10

The whole premise of Captain America: Civil War is that the Avengers need to be kept in check due to some unfortunate outcomes in their dealings with "the bad guy". This leads to the Sokovia Accords.

My question is this: If there were no Avengers, the outcomes of all their conflicts would be much, much worse. And they can hardly be blamed for destroying NYC or Sokovia when, had they done nothing, NYC nor Sokovia, nor the human race probably wouldn't even exist anymore.

Why isn't the blame for these outcomes be placed where they obviously should? On the Chitauri in the case of NYC, on Ultron in the case of Sokovia, and on Brock Rumlow in the case of Lagos (where Maximoff unfortunately killed people when trying to displace a bomb into the air?

(Granted, Ultron was ultimately Tony Stark's fault...)

  • 5
    There's a line in the film where they clearly say that the existence of people with their abilities and strength attracts the bad guys to the Earth... so, the implication is that, without the Avengers, none of the bad stuff would have happened in the first place. – Catija May 19 '16 at 20:18
  • @Catija That sounds like the core of an answer, not a comment. :) – T.J.L. May 19 '16 at 20:24
  • Yes, but only the core... and I have a feeling someone will beat me to answering in both speed and quality... I don't remember the exact line of dialogue... – Catija May 19 '16 at 20:26
  • One word: politics – sanpaco May 19 '16 at 22:19
17

The scene with General Ross explains this part pretty clearly.

The Avengers are being hailed as heroes for saving the world, but they are also being condemned for the extreme amount of collateral damage they cause in the process. People are also very worried about the kind of problems any one of them could cause if they went rogue. (And this is not a hypothetical situation: Hulk tore up entire city blocks, and several of the Avengers were active criminals before they "straighted up.)

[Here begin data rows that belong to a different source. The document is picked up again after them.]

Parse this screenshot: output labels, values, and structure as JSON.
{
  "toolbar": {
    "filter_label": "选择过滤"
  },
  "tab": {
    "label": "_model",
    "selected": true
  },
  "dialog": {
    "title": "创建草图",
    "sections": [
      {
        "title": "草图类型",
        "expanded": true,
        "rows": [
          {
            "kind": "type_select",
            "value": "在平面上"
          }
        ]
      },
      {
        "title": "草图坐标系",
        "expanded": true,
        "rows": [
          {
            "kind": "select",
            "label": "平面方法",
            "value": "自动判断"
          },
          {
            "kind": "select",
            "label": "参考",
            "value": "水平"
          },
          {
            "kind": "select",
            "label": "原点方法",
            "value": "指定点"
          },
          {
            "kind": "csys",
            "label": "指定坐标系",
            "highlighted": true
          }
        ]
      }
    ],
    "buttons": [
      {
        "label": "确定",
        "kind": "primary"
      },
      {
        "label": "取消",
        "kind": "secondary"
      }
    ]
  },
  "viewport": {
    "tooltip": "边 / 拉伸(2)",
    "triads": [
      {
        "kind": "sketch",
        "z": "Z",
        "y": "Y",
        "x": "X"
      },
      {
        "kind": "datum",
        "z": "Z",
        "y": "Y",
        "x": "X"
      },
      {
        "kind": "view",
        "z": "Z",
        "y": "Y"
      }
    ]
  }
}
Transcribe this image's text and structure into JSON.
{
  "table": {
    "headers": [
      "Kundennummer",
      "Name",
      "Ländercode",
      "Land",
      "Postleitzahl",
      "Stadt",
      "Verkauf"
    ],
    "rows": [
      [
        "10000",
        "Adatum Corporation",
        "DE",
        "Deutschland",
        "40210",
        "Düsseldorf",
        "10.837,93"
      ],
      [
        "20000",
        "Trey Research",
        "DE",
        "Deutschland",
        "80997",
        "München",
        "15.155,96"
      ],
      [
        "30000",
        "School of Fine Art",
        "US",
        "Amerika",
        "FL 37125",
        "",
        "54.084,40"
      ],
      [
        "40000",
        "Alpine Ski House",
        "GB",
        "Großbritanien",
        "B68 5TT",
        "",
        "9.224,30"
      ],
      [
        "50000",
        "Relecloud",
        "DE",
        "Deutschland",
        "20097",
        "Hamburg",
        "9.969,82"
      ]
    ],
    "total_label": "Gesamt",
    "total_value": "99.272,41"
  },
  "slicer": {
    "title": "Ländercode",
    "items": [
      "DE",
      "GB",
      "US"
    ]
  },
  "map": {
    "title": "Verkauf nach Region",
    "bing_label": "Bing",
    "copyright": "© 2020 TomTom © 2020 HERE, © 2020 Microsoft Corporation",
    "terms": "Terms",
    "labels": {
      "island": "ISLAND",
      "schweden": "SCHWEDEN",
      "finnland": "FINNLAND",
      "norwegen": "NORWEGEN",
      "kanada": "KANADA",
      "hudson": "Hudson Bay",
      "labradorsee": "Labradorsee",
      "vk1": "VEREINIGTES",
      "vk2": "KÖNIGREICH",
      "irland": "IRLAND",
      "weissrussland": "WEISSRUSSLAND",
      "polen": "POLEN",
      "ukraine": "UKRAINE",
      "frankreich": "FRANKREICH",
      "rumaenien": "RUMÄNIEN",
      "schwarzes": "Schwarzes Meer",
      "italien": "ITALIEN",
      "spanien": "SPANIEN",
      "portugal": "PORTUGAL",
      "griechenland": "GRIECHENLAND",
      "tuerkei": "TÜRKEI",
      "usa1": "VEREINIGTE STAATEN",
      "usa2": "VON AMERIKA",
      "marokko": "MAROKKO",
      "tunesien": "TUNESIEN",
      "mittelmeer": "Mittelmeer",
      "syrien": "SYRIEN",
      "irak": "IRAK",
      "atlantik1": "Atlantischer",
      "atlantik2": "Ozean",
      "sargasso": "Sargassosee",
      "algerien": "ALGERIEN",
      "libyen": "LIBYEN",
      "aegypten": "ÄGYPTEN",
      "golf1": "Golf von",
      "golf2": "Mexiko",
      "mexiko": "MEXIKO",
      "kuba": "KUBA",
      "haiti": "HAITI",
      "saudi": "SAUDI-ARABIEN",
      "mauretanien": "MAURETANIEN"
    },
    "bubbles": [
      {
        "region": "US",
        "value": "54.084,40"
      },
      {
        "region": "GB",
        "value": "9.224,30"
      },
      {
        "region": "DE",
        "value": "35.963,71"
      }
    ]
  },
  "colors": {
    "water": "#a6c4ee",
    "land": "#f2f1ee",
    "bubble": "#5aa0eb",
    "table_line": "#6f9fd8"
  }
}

It's important to note which elements of the prior movies Ross shows the team to prove his point:

  • In the Battle of New York, he shows a scene where Hulk destroys a building with no Chitauri in sight (possibly the scene where he's saving Tony?)
  • The Battle of Sokovia, where the Avengers demolished buildings in heavily populated regions battling an enemy they literally created.
  • The fall of SHIELD, where Captain America intentionally crashes three SHIELD airships to crash into downtown DC.
  • Lagos, where Scarlet Witch was operating illegally when she hurled an exploding man into a building.

The point they are making is not that the Avengers are bad people; the point is that they go wherever they want, cause massive destruction while saving the world, then just leave and go back home.

The intent of the Accords is to put the Avengers, and all other enhanced people, under control of a regulatory body. That way, they are accountable to someone (if you screw up, you're off the team), and someone is responsible for dealing with the fallout (medical care, rebuilding buildings, etc.)

  • 1
    I understand your point, and can see the reasoning... it's still hard to agree with. Condemning the good guys because they ended up doing not ideal things while doing ultimately good things. – Benjam May 19 '16 at 21:05
  • 2
    @Benjam Why do you think governments do things that make sense? Do any of the governments you associate with do that?... Especially when emotions are involved and people die. No one cares how many people might have died... they care about how many people did die. – Catija May 19 '16 at 21:09
  • 2
    @Catija Not necessarily... it all depends on who's paying the most to the government officials making those decisions. – Benjam May 19 '16 at 21:40
  • 3
    @Benjam And therein lies the central conflict of the entire movie. – Roger May 20 '16 at 13:12
  • @Benjam yes, and that is the whole plot of the movie. Two sides of the same coin. The merits and demerits of government control over the Avengers. – NVZ May 28 '16 at 19:41

You must log in to answer this question.

Not the answer you're looking for? Browse other questions tagged .